[What needs to be done] Within the records below, find each line that holds the string "kind", then copy it.

[Input records]

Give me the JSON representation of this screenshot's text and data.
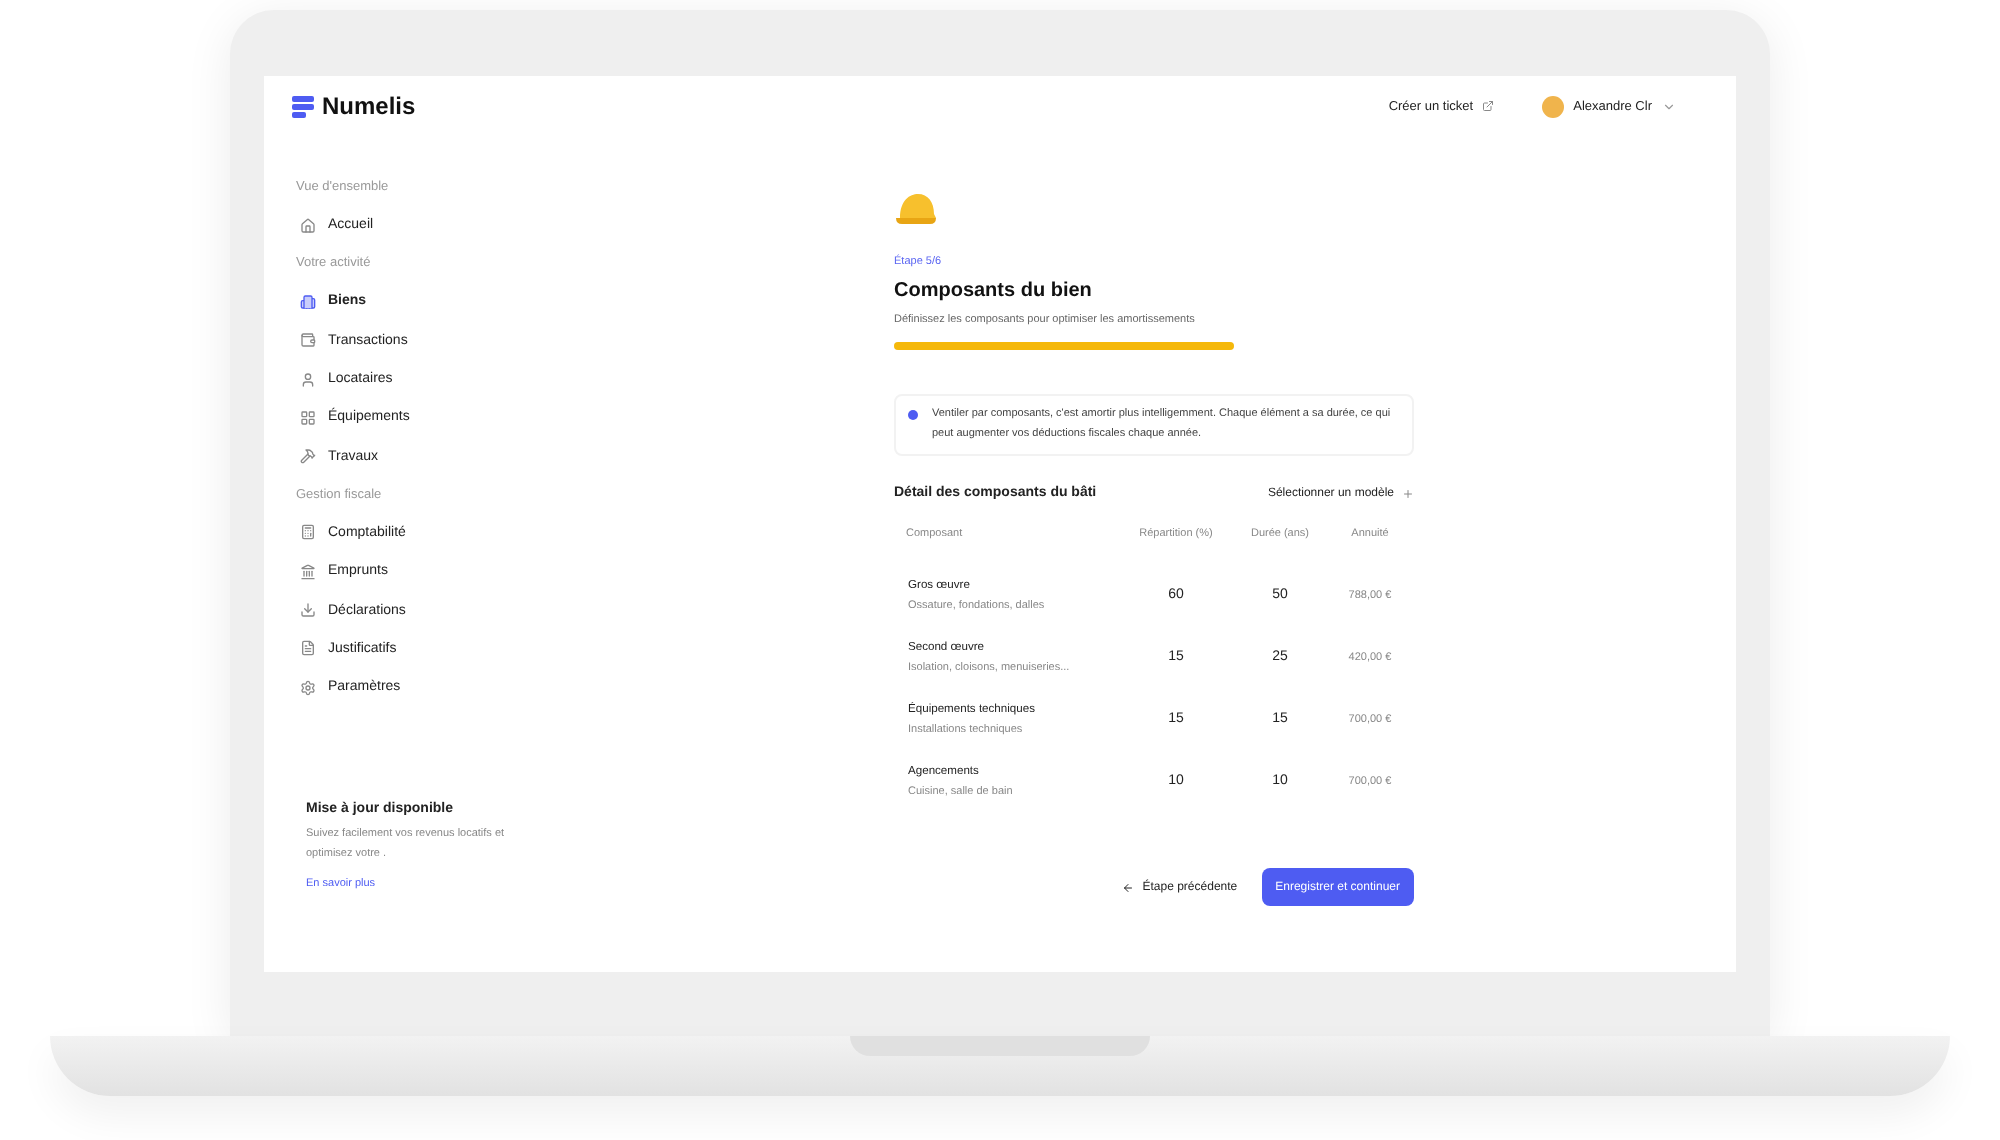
{
  "header": {
    "brand": "Numelis",
    "ticket_link": "Créer un ticket",
    "user_name": "Alexandre Clr"
  },
  "sidebar": {
    "sections": [
      {
        "title": "Vue d'ensemble",
        "items": [
          {
            "label": "Accueil",
            "selected": false
          }
        ]
      },
      {
        "title": "Votre activité",
        "items": [
          {
            "label": "Biens",
            "selected": true
          },
          {
            "label": "Transactions",
            "selected": false
          },
          {
            "label": "Locataires",
            "selected": false
          },
          {
            "label": "Équipements",
            "selected": false
          },
          {
            "label": "Travaux",
            "selected": false
          }
        ]
      },
      {
        "title": "Gestion fiscale",
        "items": [
          {
            "label": "Comptabilité",
            "selected": false
          },
          {
            "label": "Emprunts",
            "selected": false
          },
          {
            "label": "Déclarations",
            "selected": false
          },
          {
            "label": "Justificatifs",
            "selected": false
          },
          {
            "label": "Paramètres",
            "selected": false
          }
        ]
      }
    ],
    "update": {
      "title": "Mise à jour disponible",
      "text": "Suivez facilement vos revenus locatifs et optimisez votre .",
      "link": "En savoir plus"
    }
  },
  "step": {
    "label": "Étape 5/6",
    "title": "Composants du bien",
    "subtitle": "Définissez les composants pour optimiser les amortissements",
    "level": 1
  },
  "info": "Ventiler par composants, c'est amortir plus intelligemment. Chaque élément a sa durée, ce qui peut augmenter vos déductions fiscales chaque année.",
  "section": {
    "title": "Détail des composants du bâti",
    "action": "Sélectionner un modèle"
  },
  "table": {
    "columns": [
      "Composant",
      "Répartition (%)",
      "Durée (ans)",
      "Annuité"
    ],
    "rows": [
      {
        "name": "Gros œuvre",
        "detail": "Ossature, fondations, dalles",
        "share": "60",
        "duration": "50",
        "annuity": "788,00 €"
      },
      {
        "name": "Second œuvre",
        "detail": "Isolation, cloisons, menuiseries...",
        "share": "15",
        "duration": "25",
        "annuity": "420,00 €"
      },
      {
        "name": "Équipements techniques",
        "detail": "Installations techniques",
        "share": "15",
        "duration": "15",
        "annuity": "700,00 €"
      },
      {
        "name": "Agencements",
        "detail": "Cuisine, salle de bain",
        "share": "10",
        "duration": "10",
        "annuity": "700,00 €"
      }
    ]
  },
  "buttons": {
    "back": "Étape précédente",
    "next": "Enregistrer et continuer"
  }
}
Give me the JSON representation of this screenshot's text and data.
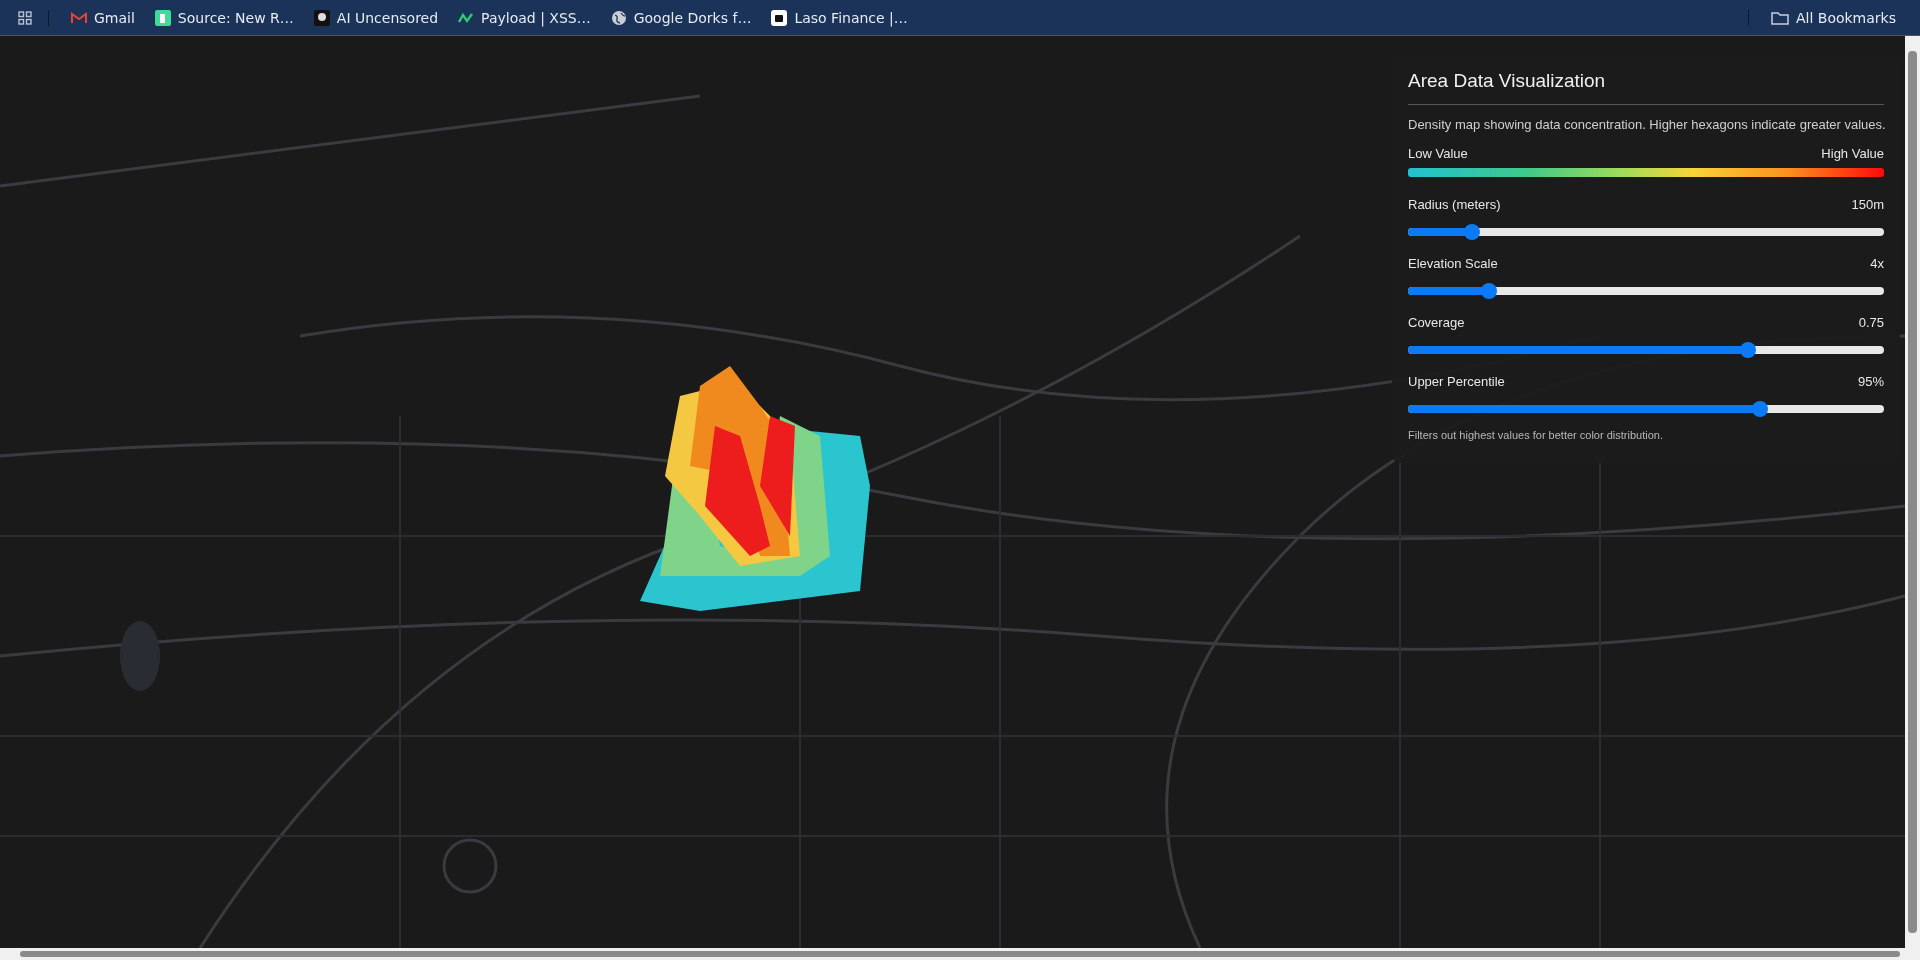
{
  "bookmarks_bar": {
    "bookmarks": [
      {
        "kind": "mail",
        "label": "Gmail"
      },
      {
        "kind": "tile",
        "label": "Source: New R…"
      },
      {
        "kind": "mono",
        "label": "AI Uncensored"
      },
      {
        "kind": "zigzag",
        "label": "Payload | XSS…"
      },
      {
        "kind": "globe",
        "label": "Google Dorks f…"
      },
      {
        "kind": "square",
        "label": "Laso Finance |…"
      }
    ],
    "all_bookmarks": "All Bookmarks"
  },
  "panel": {
    "title": "Area Data Visualization",
    "description": "Density map showing data concentration. Higher hexagons indicate greater values.",
    "legend": {
      "low": "Low Value",
      "high": "High Value"
    },
    "sliders": [
      {
        "label": "Radius (meters)",
        "reading": "150m",
        "level": 0.135
      },
      {
        "label": "Elevation Scale",
        "reading": "4x",
        "level": 0.17
      },
      {
        "label": "Coverage",
        "reading": "0.75",
        "level": 0.715
      },
      {
        "label": "Upper Percentile",
        "reading": "95%",
        "level": 0.74
      }
    ],
    "note": "Filters out highest values for better color distribution."
  }
}
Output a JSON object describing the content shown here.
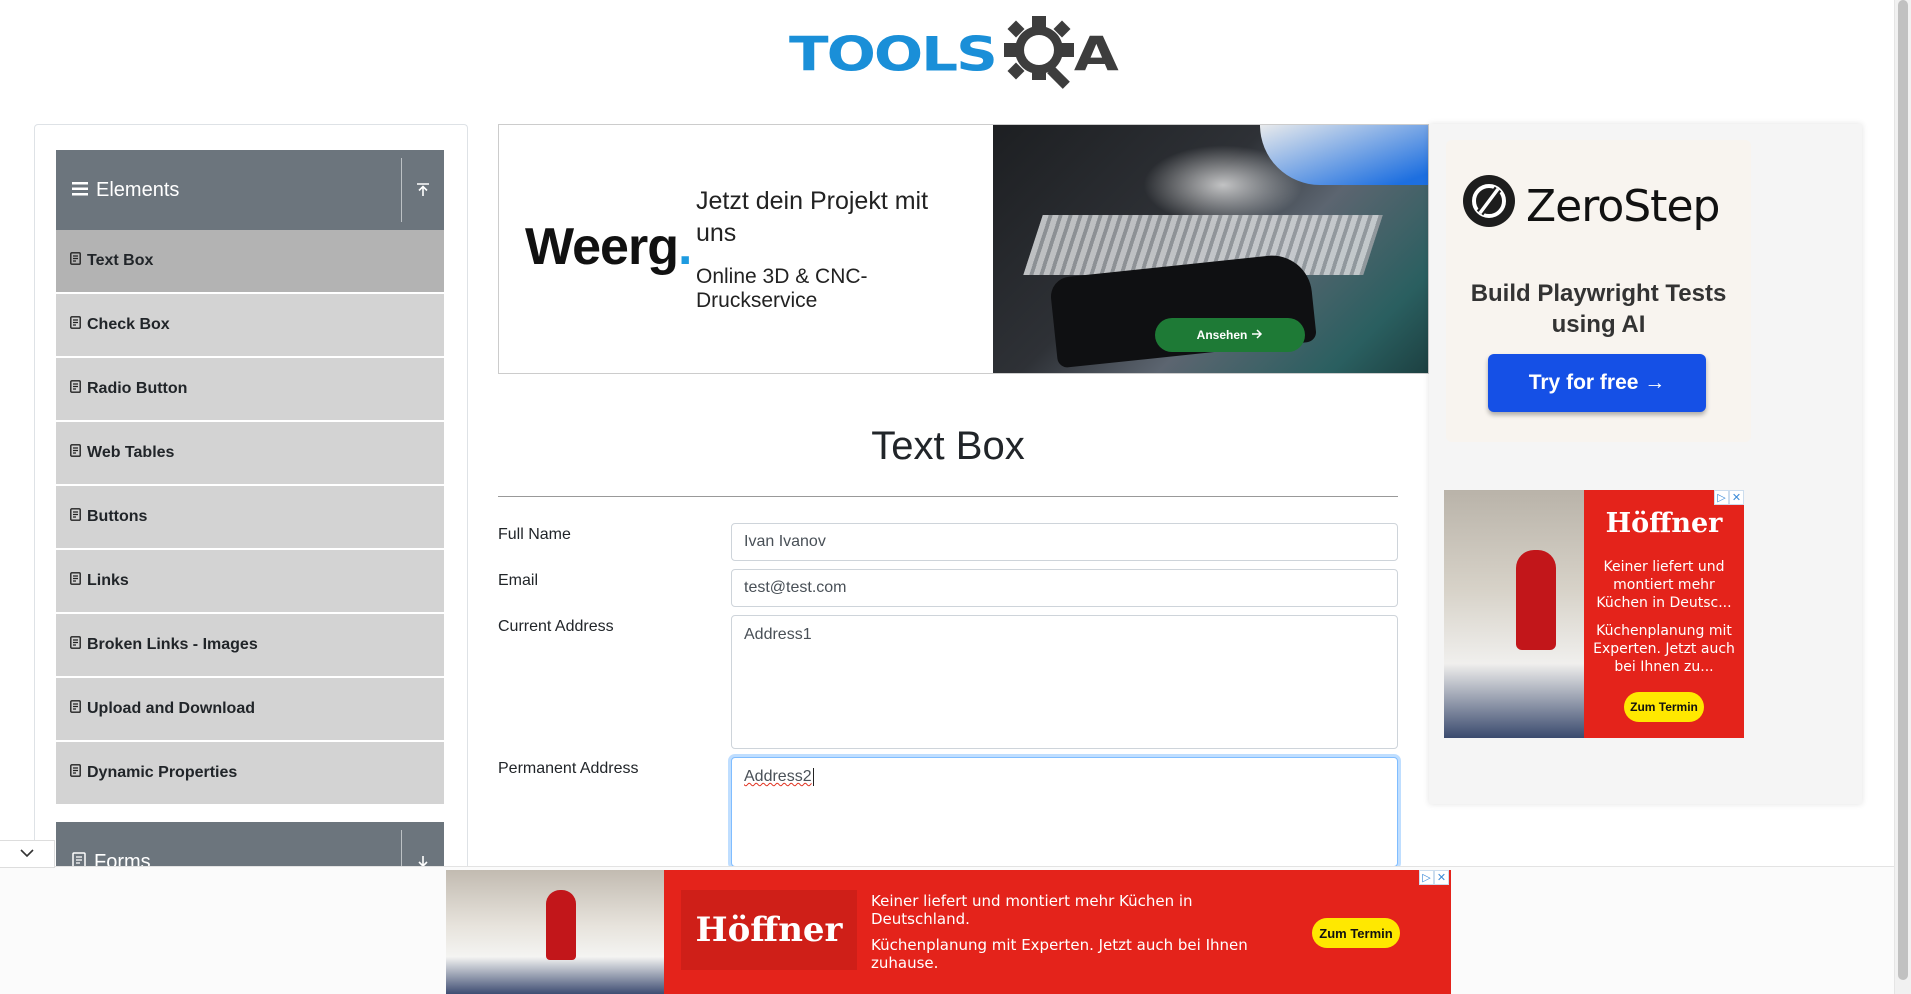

[Response area]
        "kind": "mail",
        "kind": "tile",
        "kind": "mono",
        "kind": "zigzag",
        "kind": "globe",
        "kind": "square",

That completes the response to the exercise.